A preemie baby usually needs additional support, of the neck and jaw during feeding, compared to their full term, larger counterparts.
The mother will need to find a nursing position that allows for good support and visibility of her baby’s head and mouth. The cross cradle hold and football hold are commonly used to breastfeed premature babies.
The mother needs to support her baby’s head, neck and trunk, by propping the baby up with pillows, so that the baby is at her nipples level.
The mother can place her palm on her baby’s upper back and support her baby’s neck with
her fingers and her thumb behind her baby’s ears. Some infants do not like
to be touched on their heads, but in this position, the baby’s head is not
Breastfeeding a Preterm Baby ~ Tips
When latching preemies, expression of a few drops of milk just before a baby latches on, can entice the baby to the breast. The milk can be placed on the baby's lips or on the mother's nipple.
Sometimes a chin first latch can be helpful in
getting a baby to latch on, this will ensure that more of the areola is
taken into the mouth.
The mother can use a U-hold to support her breast.
A deep latch is very important, because not only will the
baby get more milk, if the baby is latched on deeply, but the mother will less
likely have sore nipples. So, in most cases, if the mother will follow a few
simple steps, she and her baby can achieve a deep, comfortable latch fairly
quickly and easily.
Firstly, the mother will need to tilt the baby’s head back.
Babies are born with a recessed lower jaw. Just think about it, we need to tilt
our heads back when we take a bite out of a sandwich and the same applies when
a baby breastfeeds.
The mother should not be leaning forward, she needs to bring
her baby to the breast not bring the breast down to the baby. This will prevent
back ache.
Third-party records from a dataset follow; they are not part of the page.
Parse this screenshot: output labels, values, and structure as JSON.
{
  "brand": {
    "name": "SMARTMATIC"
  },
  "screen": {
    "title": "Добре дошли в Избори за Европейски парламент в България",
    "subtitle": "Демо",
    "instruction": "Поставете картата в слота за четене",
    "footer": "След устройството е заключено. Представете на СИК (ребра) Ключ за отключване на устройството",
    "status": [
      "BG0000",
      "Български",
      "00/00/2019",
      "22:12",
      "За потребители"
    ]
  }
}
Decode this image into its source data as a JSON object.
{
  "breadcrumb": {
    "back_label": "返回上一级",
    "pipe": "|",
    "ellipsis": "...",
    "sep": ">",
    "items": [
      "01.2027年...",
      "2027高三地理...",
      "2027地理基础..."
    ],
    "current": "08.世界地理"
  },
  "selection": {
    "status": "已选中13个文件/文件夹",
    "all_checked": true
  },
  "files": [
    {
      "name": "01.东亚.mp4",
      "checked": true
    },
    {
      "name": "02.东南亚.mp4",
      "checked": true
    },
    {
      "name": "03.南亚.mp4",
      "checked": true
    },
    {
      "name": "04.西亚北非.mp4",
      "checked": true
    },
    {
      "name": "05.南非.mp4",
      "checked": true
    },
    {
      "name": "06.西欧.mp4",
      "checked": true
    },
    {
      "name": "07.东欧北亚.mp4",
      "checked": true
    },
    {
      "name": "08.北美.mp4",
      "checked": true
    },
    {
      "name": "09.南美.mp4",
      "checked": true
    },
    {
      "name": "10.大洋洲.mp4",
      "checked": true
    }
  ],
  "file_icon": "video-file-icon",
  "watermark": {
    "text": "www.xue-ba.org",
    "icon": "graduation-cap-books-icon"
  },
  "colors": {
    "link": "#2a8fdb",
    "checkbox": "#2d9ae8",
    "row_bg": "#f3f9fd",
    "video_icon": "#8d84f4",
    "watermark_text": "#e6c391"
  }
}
It is also best to have your baby at the level of your breast. The
mother should preferably have a backrest behind their back and have her feet up
on a stool, so that her lap is lifted slightly. Some mothers use special breast
feeding pillows, others find it enough to use a normal bed pillow.
The mother needs to place her hand at the base of her baby’s
head, with her thumb behind her baby’s ear. The other hand needs to be rested
in the centre of her baby’s back, so that the baby’s head can fall back
slightly and be supported by her fingers. The heel of your hand should be between
the baby’s shoulder blades. This allows the baby a bit of freedom to extend
Once the baby’s head is slightly tilted back, the mother can
rest her nipple just above the baby’s lip. This allows the baby to open their
mouth widely. Only then, when the baby’s mouth is open wide, should the mother
bring the baby’s bottom jaw in for the latch. Remember lower jaw first, then
upper jaw. The baby has to have a large part of the areola as well as the whole
nipple in his/her mouth.
Try to be patient with yourself and your baby, this is a
learnt skill. You’ll have to be patient as you learn. If you have latched on
and the pain seems to be less than usual, or you feel no pain at all, then you know
that you have latched your little one on well.
A good, deep latch will create a pull and tug sensation, not
a painful sensation. The first few seconds of a latch might cause some
discomfort, but this should improve during the feed, if the latch is correct.
When latching preemies, the nipple should be round and extended after a feeding,
not compressed or flat or bent over.
During a feeding, your baby’s mouth should look wide open
and not pursed. The baby’s jaw should be well behind the areola. Your baby
should be sucking and swallowing.
Tracy Behr, CBC, CLD (CBI)
Reference: Course information through childbirth International on the physiology of breastfeeding / latching preterm babies.